They do a lot more than just the 5 days in July though their community programs offer a number of activities that include;

  • Folk Classes
  • Folk for Families
  • In the city Festival style work shops
  • Musical mentors
  • Galaxy young performers programs
  • Folk music camp

Earlier this year Winnipeg hosted the Juno’s and a number of events that led up to the Juno Awards night. I was fortunate enough to attend the event hosted by The Winnipeg Chamber of Commerce, who had Melanie Berry as the Keynote speaker. She had many great things to say about the Winnipeg musical community one that really struck home with me at the time and still resonates is that while “Winnipeg has 2.5% of Canada’s population we contribute 12% of Canada’s musicians”, something we should be very proud of!

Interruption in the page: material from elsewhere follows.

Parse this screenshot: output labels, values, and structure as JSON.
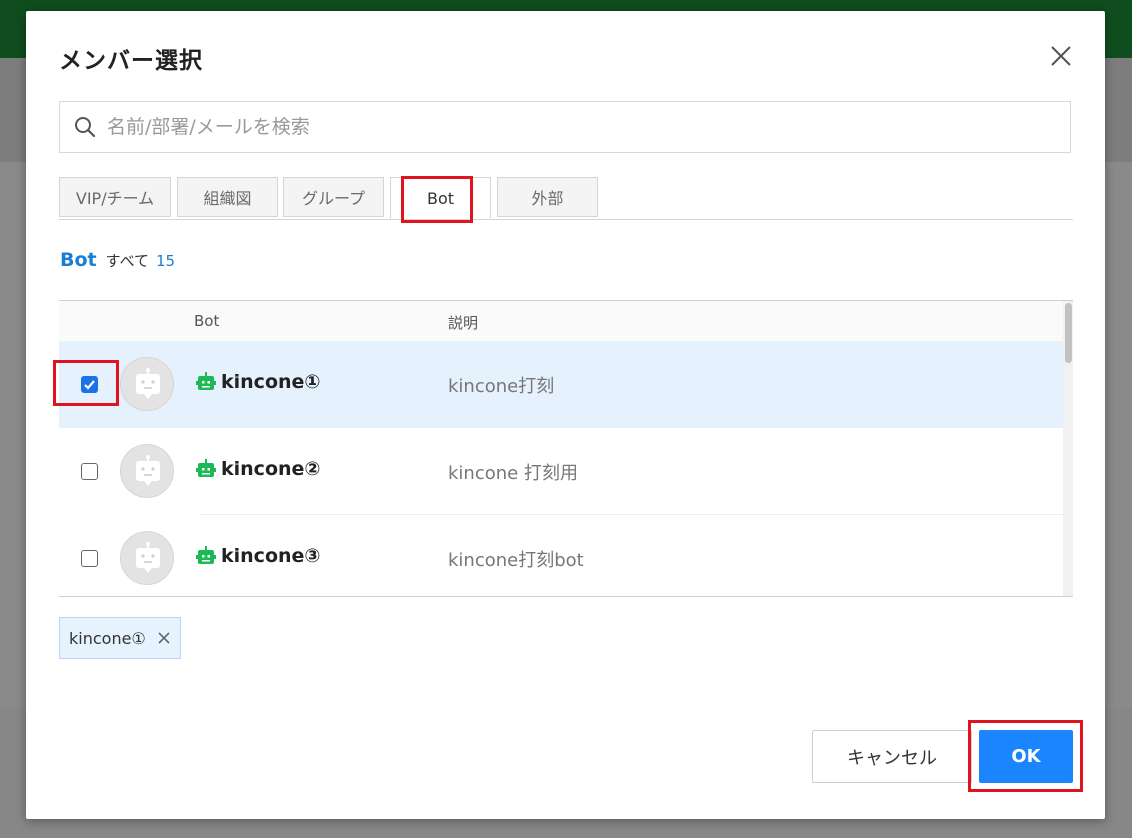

Knowing what a great international event the folk festival has become we have been very happy to support them were we can. This year we have again donated over 40 fire extinguishers to the event to ensure the safety of everyone involved. While many people both performers, and the audience love to be taken away by the music sometimes they are uplifted by other things as well. We want everyone coming home from the festival safe and sound so we can continue to be a force in Canada’s music scene! 

If you can make it burn, we can put it out!

Music on FireBison Fire Extinguishers

Posted by Rob Read at 10:59 AM 0 Comments